## TASK TO COMPLETE
Scan the data below for the string "group". Show every line where it turns up.

## Interface dataset entries

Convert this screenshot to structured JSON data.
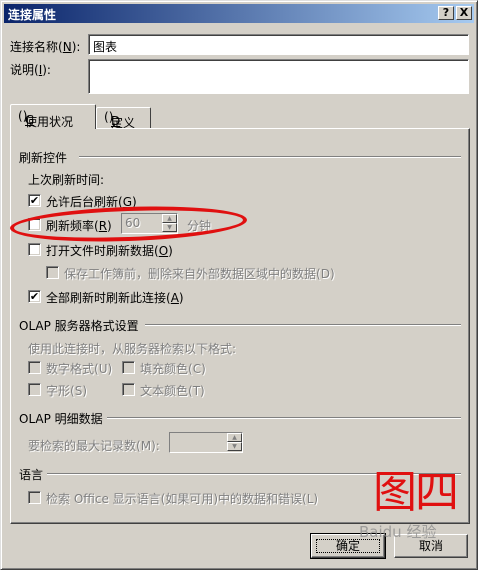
{
  "window": {
    "title": "连接属性",
    "help_btn": "?",
    "close_btn": "X"
  },
  "connection_name": {
    "label": "连接名称",
    "key": "N",
    "value": "图表"
  },
  "description": {
    "label": "说明",
    "key": "I",
    "value": ""
  },
  "tabs": [
    {
      "label": "使用状况",
      "key": "G",
      "active": true
    },
    {
      "label": "定义",
      "key": "D",
      "active": false
    }
  ],
  "refresh": {
    "group": "刷新控件",
    "last_refresh": "上次刷新时间:",
    "background": {
      "label": "允许后台刷新",
      "key": "G",
      "checked": true
    },
    "interval": {
      "label": "刷新频率",
      "key": "R",
      "checked": false,
      "value": "60",
      "unit": "分钟"
    },
    "on_open": {
      "label": "打开文件时刷新数据",
      "key": "O",
      "checked": false
    },
    "remove_data": {
      "label": "保存工作簿前，删除来自外部数据区域中的数据",
      "key": "D",
      "checked": false
    },
    "refresh_all": {
      "label": "全部刷新时刷新此连接",
      "key": "A",
      "checked": true
    }
  },
  "olap_format": {
    "group": "OLAP 服务器格式设置",
    "desc": "使用此连接时，从服务器检索以下格式:",
    "number_format": {
      "label": "数字格式",
      "key": "U"
    },
    "fill_color": {
      "label": "填充颜色",
      "key": "C"
    },
    "font_style": {
      "label": "字形",
      "key": "S"
    },
    "text_color": {
      "label": "文本颜色",
      "key": "T"
    }
  },
  "olap_drill": {
    "group": "OLAP 明细数据",
    "max_records": {
      "label": "要检索的最大记录数",
      "key": "M",
      "value": ""
    }
  },
  "language": {
    "group": "语言",
    "retrieve": {
      "label": "检索 Office 显示语言(如果可用)中的数据和错误",
      "key": "L"
    }
  },
  "buttons": {
    "ok": "确定",
    "cancel": "取消"
  },
  "annotation": {
    "text": "图四",
    "color": "#e01010"
  },
  "watermark": "Baidu 经验",
  "colors": {
    "titlebar_start": "#0a246a",
    "titlebar_end": "#a6caf0",
    "face": "#d4d0c8",
    "annotation": "#e01010"
  }
}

## SOLUTION FOR THIS PROBLEM
    "group": "刷新控件",
    "group": "OLAP 服务器格式设置",
    "group": "OLAP 明细数据",
    "group": "语言",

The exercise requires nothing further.